WHAT IS EXPECTED
Go line by line through the data and copy those with the word "kasd".

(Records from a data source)
################

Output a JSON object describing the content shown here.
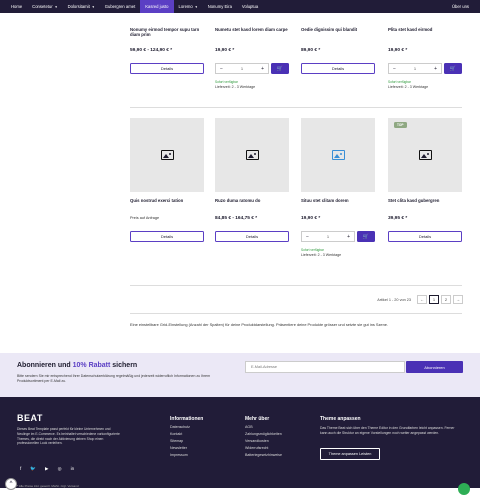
{
  "nav": {
    "items": [
      {
        "label": "Home",
        "active": false,
        "dropdown": false
      },
      {
        "label": "Consetetur",
        "active": false,
        "dropdown": true
      },
      {
        "label": "Dolorsitamit",
        "active": false,
        "dropdown": true
      },
      {
        "label": "Gubergren amet",
        "active": false,
        "dropdown": false
      },
      {
        "label": "Kasred justo",
        "active": true,
        "dropdown": false
      },
      {
        "label": "Loremo",
        "active": false,
        "dropdown": true
      },
      {
        "label": "Nonumy Eira",
        "active": false,
        "dropdown": false
      },
      {
        "label": "Voluptua",
        "active": false,
        "dropdown": false
      }
    ],
    "right_link": "Über uns"
  },
  "row1": [
    {
      "name": "Nonumy eirmod tempor supu tarn diam prim",
      "price": "59,90 € - 124,90 € *",
      "button": "Details"
    },
    {
      "name": "Numetu stet kasd lorem diam carpe",
      "price": "19,90 € *",
      "qty": "1",
      "minus": "−",
      "plus": "+",
      "cart_icon": "cart-icon",
      "stock": "Sofort verfügbar",
      "delivery": "Lieferzeit: 2 - 3 Werktage"
    },
    {
      "name": "Oedie dignissim qui blandit",
      "price": "89,90 € *",
      "button": "Details"
    },
    {
      "name": "Plita stet kasd eirmod",
      "price": "19,90 € *",
      "qty": "1",
      "minus": "−",
      "plus": "+",
      "cart_icon": "cart-icon",
      "stock": "Sofort verfügbar",
      "delivery": "Lieferzeit: 2 - 3 Werktage"
    }
  ],
  "row2": [
    {
      "name": "Quis nostrud exerci tation",
      "note": "Preis auf Anfrage",
      "button": "Details"
    },
    {
      "name": "Ruzo duma ratomu do",
      "price": "84,85 € - 164,75 € *",
      "button": "Details"
    },
    {
      "name": "Situu stet clitam dorem",
      "price": "19,90 € *",
      "qty": "1",
      "minus": "−",
      "plus": "+",
      "cart_icon": "cart-icon",
      "stock": "Sofort verfügbar",
      "delivery": "Lieferzeit: 2 - 3 Werktage"
    },
    {
      "name": "Stet clita kasd gubergren",
      "price": "39,95 € *",
      "button": "Details",
      "badge": "TOP"
    }
  ],
  "pagination": {
    "label": "Artikel 1 - 20 von 23",
    "prev": "←",
    "pages": [
      "1",
      "2"
    ],
    "current": "1",
    "next": "→"
  },
  "info_text": "Eine einstellbare Grid-Einstellung (Anzahl der Spalten) für deine Produktdarstellung. Präsentiere deine Produkte grösser und setzte sie gut ins Szene.",
  "newsletter": {
    "title_prefix": "Abonnieren und ",
    "title_accent": "10% Rabatt",
    "title_suffix": " sichern",
    "description": "Bitte sendern Sie mir entsprechend Ihrer Datenschutzerklärung regelmäßig und jederzeit widerruflich Informationen zu Ihrem Produktsortiment per E-Mail zu.",
    "email_placeholder": "E-Mail-Adresse",
    "button": "Abonnieren"
  },
  "footer": {
    "logo": "BEAT",
    "about": "Dieses Beat Template passt perfekt für kleine Unternehmen und Neulinge im E-Commerce. Es beinhaltet verschiedene vorkonfigurierte Themes, die direkt nach der Aktivierung deinen Shop einen professionellen Look verleihen.",
    "social": [
      "f",
      "🐦",
      "▶",
      "◎",
      "in"
    ],
    "col1_title": "Informationen",
    "col1_items": [
      "Datenschutz",
      "Kontakt",
      "Sitemap",
      "Newsletter",
      "Impressum"
    ],
    "col2_title": "Mehr über",
    "col2_items": [
      "AGB",
      "Zahlungsmöglichkeiten",
      "Versandkosten",
      "Widerrufsrecht",
      "Batteriegesetzhinweise"
    ],
    "col3_title": "Theme anpassen",
    "col3_text": "Das Theme Beat sich über den Theme Editor in den Grundfarben leicht anpassen. Ferner kann auch die Struktur an eigene Vorstellungen noch weiter angepasst werden.",
    "theme_button": "Theme anpassen Leisten",
    "copyright": "* Alle Preise inkl. gesetzl. MwSt. zzgl. Versand",
    "scroll_top": "^"
  },
  "colors": {
    "primary": "#5b3fc4",
    "dark": "#211c38",
    "stock": "#2e9a3c",
    "badge": "#8fa882"
  }
}
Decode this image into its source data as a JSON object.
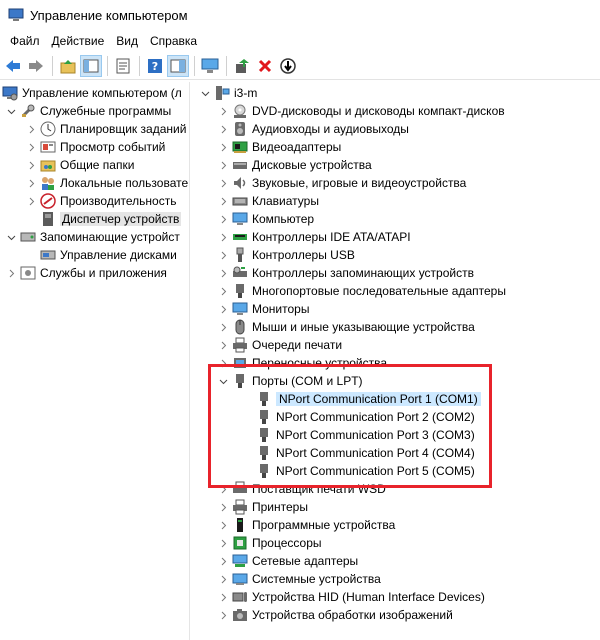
{
  "window": {
    "title": "Управление компьютером"
  },
  "menu": [
    "Файл",
    "Действие",
    "Вид",
    "Справка"
  ],
  "toolbar_icons": [
    "back-icon",
    "forward-icon",
    "up-folder-icon",
    "show-hide-console-tree-icon",
    "properties-icon",
    "help-icon",
    "view-icon",
    "monitor-scan-icon",
    "update-driver-icon",
    "uninstall-icon",
    "disable-device-icon"
  ],
  "left_tree": [
    {
      "label": "Управление компьютером (л",
      "icon": "computer-management-icon",
      "level": 0,
      "chevron": "none"
    },
    {
      "label": "Служебные программы",
      "icon": "tools-icon",
      "level": 1,
      "chevron": "down"
    },
    {
      "label": "Планировщик заданий",
      "icon": "clock-icon",
      "level": 2,
      "chevron": "right"
    },
    {
      "label": "Просмотр событий",
      "icon": "event-viewer-icon",
      "level": 2,
      "chevron": "right"
    },
    {
      "label": "Общие папки",
      "icon": "shared-folder-icon",
      "level": 2,
      "chevron": "right"
    },
    {
      "label": "Локальные пользовате",
      "icon": "users-icon",
      "level": 2,
      "chevron": "right"
    },
    {
      "label": "Производительность",
      "icon": "performance-icon",
      "level": 2,
      "chevron": "right"
    },
    {
      "label": "Диспетчер устройств",
      "icon": "device-manager-icon",
      "level": 2,
      "chevron": "none",
      "selected": true
    },
    {
      "label": "Запоминающие устройст",
      "icon": "storage-icon",
      "level": 1,
      "chevron": "down"
    },
    {
      "label": "Управление дисками",
      "icon": "disk-management-icon",
      "level": 2,
      "chevron": "none"
    },
    {
      "label": "Службы и приложения",
      "icon": "services-icon",
      "level": 1,
      "chevron": "right"
    }
  ],
  "right_tree": {
    "root": {
      "label": "i3-m",
      "icon": "computer-icon"
    },
    "categories": [
      {
        "label": "DVD-дисководы и дисководы компакт-дисков",
        "icon": "dvd-drive-icon",
        "chevron": "right"
      },
      {
        "label": "Аудиовходы и аудиовыходы",
        "icon": "speaker-icon",
        "chevron": "right"
      },
      {
        "label": "Видеоадаптеры",
        "icon": "display-adapter-icon",
        "chevron": "right"
      },
      {
        "label": "Дисковые устройства",
        "icon": "disk-drive-icon",
        "chevron": "right"
      },
      {
        "label": "Звуковые, игровые и видеоустройства",
        "icon": "sound-icon",
        "chevron": "right"
      },
      {
        "label": "Клавиатуры",
        "icon": "keyboard-icon",
        "chevron": "right"
      },
      {
        "label": "Компьютер",
        "icon": "monitor-icon",
        "chevron": "right"
      },
      {
        "label": "Контроллеры IDE ATA/ATAPI",
        "icon": "ide-controller-icon",
        "chevron": "right"
      },
      {
        "label": "Контроллеры USB",
        "icon": "usb-icon",
        "chevron": "right"
      },
      {
        "label": "Контроллеры запоминающих устройств",
        "icon": "storage-controller-icon",
        "chevron": "right"
      },
      {
        "label": "Многопортовые последовательные адаптеры",
        "icon": "multiport-adapter-icon",
        "chevron": "right"
      },
      {
        "label": "Мониторы",
        "icon": "monitor-icon",
        "chevron": "right"
      },
      {
        "label": "Мыши и иные указывающие устройства",
        "icon": "mouse-icon",
        "chevron": "right"
      },
      {
        "label": "Очереди печати",
        "icon": "print-queue-icon",
        "chevron": "right"
      },
      {
        "label": "Переносные устройства",
        "icon": "portable-device-icon",
        "chevron": "right"
      },
      {
        "label": "Порты (COM и LPT)",
        "icon": "port-icon",
        "chevron": "down",
        "children": [
          {
            "label": "NPort Communication Port 1 (COM1)",
            "icon": "port-icon",
            "selected": true
          },
          {
            "label": "NPort Communication Port 2 (COM2)",
            "icon": "port-icon"
          },
          {
            "label": "NPort Communication Port 3 (COM3)",
            "icon": "port-icon"
          },
          {
            "label": "NPort Communication Port 4 (COM4)",
            "icon": "port-icon"
          },
          {
            "label": "NPort Communication Port 5 (COM5)",
            "icon": "port-icon"
          }
        ]
      },
      {
        "label": "Поставщик печати WSD",
        "icon": "wsd-printer-icon",
        "chevron": "right"
      },
      {
        "label": "Принтеры",
        "icon": "printer-icon",
        "chevron": "right"
      },
      {
        "label": "Программные устройства",
        "icon": "software-device-icon",
        "chevron": "right"
      },
      {
        "label": "Процессоры",
        "icon": "processor-icon",
        "chevron": "right"
      },
      {
        "label": "Сетевые адаптеры",
        "icon": "network-adapter-icon",
        "chevron": "right"
      },
      {
        "label": "Системные устройства",
        "icon": "system-device-icon",
        "chevron": "right"
      },
      {
        "label": "Устройства HID (Human Interface Devices)",
        "icon": "hid-icon",
        "chevron": "right"
      },
      {
        "label": "Устройства обработки изображений",
        "icon": "camera-icon",
        "chevron": "right"
      }
    ]
  },
  "colors": {
    "highlight_border": "#e8232b",
    "selection_blue": "#cce8ff",
    "selection_gray": "#e5e5e5"
  }
}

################

RESULT OF THIS EXERCISE
      "name": "Numetu stet kasd lorem diam carpe",
      "name": "Plita stet kasd eirmod",
      "name": "Stet clita kasd gubergren",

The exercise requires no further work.